ABOUT THIS TASK: Write out the data below in full. Keep it exact.

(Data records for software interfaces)

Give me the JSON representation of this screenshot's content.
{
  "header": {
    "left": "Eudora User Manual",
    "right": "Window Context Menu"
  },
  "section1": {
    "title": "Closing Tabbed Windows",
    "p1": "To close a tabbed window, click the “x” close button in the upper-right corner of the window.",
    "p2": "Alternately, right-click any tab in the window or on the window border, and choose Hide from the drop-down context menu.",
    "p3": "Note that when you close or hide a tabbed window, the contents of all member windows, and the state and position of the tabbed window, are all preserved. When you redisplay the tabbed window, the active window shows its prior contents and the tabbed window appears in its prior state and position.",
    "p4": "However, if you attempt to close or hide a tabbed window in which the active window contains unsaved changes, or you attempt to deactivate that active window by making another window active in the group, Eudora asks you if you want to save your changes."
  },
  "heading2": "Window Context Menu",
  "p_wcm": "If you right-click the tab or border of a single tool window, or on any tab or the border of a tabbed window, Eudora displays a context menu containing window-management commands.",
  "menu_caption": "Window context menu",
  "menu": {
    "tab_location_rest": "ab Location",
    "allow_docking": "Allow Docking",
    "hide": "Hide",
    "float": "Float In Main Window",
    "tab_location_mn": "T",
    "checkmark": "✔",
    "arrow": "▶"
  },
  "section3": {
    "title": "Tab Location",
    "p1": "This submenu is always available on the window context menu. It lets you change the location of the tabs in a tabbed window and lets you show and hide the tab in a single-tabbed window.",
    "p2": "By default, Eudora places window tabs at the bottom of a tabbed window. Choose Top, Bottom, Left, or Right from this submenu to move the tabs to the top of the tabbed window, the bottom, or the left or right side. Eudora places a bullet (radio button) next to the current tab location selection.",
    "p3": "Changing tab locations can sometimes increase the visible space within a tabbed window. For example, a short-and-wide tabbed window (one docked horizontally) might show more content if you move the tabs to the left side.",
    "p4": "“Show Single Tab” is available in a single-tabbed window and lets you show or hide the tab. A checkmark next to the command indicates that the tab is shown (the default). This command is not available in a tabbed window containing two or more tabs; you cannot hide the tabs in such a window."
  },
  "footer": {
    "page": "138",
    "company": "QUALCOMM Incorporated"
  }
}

RESULT BELOW:
Give me the JSON representation of this screenshot's content.
{
  "header": {
    "left": "Eudora User Manual",
    "right": "Window Context Menu"
  },
  "section1": {
    "title": "Closing Tabbed Windows",
    "p1": "To close a tabbed window, click the “x” close button in the upper-right corner of the window.",
    "p2": "Alternately, right-click any tab in the window or on the window border, and choose Hide from the drop-down context menu.",
    "p3": "Note that when you close or hide a tabbed window, the contents of all member windows, and the state and position of the tabbed window, are all preserved. When you redisplay the tabbed window, the active window shows its prior contents and the tabbed window appears in its prior state and position.",
    "p4": "However, if you attempt to close or hide a tabbed window in which the active window contains unsaved changes, or you attempt to deactivate that active window by making another window active in the group, Eudora asks you if you want to save your changes."
  },
  "heading2": "Window Context Menu",
  "p_wcm": "If you right-click the tab or border of a single tool window, or on any tab or the border of a tabbed window, Eudora displays a context menu containing window-management commands.",
  "menu_caption": "Window context menu",
  "menu": {
    "tab_location_rest": "ab Location",
    "allow_docking": "Allow Docking",
    "hide": "Hide",
    "float": "Float In Main Window",
    "tab_location_mn": "T",
    "checkmark": "✔",
    "arrow": "▶"
  },
  "section3": {
    "title": "Tab Location",
    "p1": "This submenu is always available on the window context menu. It lets you change the location of the tabs in a tabbed window and lets you show and hide the tab in a single-tabbed window.",
    "p2": "By default, Eudora places window tabs at the bottom of a tabbed window. Choose Top, Bottom, Left, or Right from this submenu to move the tabs to the top of the tabbed window, the bottom, or the left or right side. Eudora places a bullet (radio button) next to the current tab location selection.",
    "p3": "Changing tab locations can sometimes increase the visible space within a tabbed window. For example, a short-and-wide tabbed window (one docked horizontally) might show more content if you move the tabs to the left side.",
    "p4": "“Show Single Tab” is available in a single-tabbed window and lets you show or hide the tab. A checkmark next to the command indicates that the tab is shown (the default). This command is not available in a tabbed window containing two or more tabs; you cannot hide the tabs in such a window."
  },
  "footer": {
    "page": "138",
    "company": "QUALCOMM Incorporated"
  }
}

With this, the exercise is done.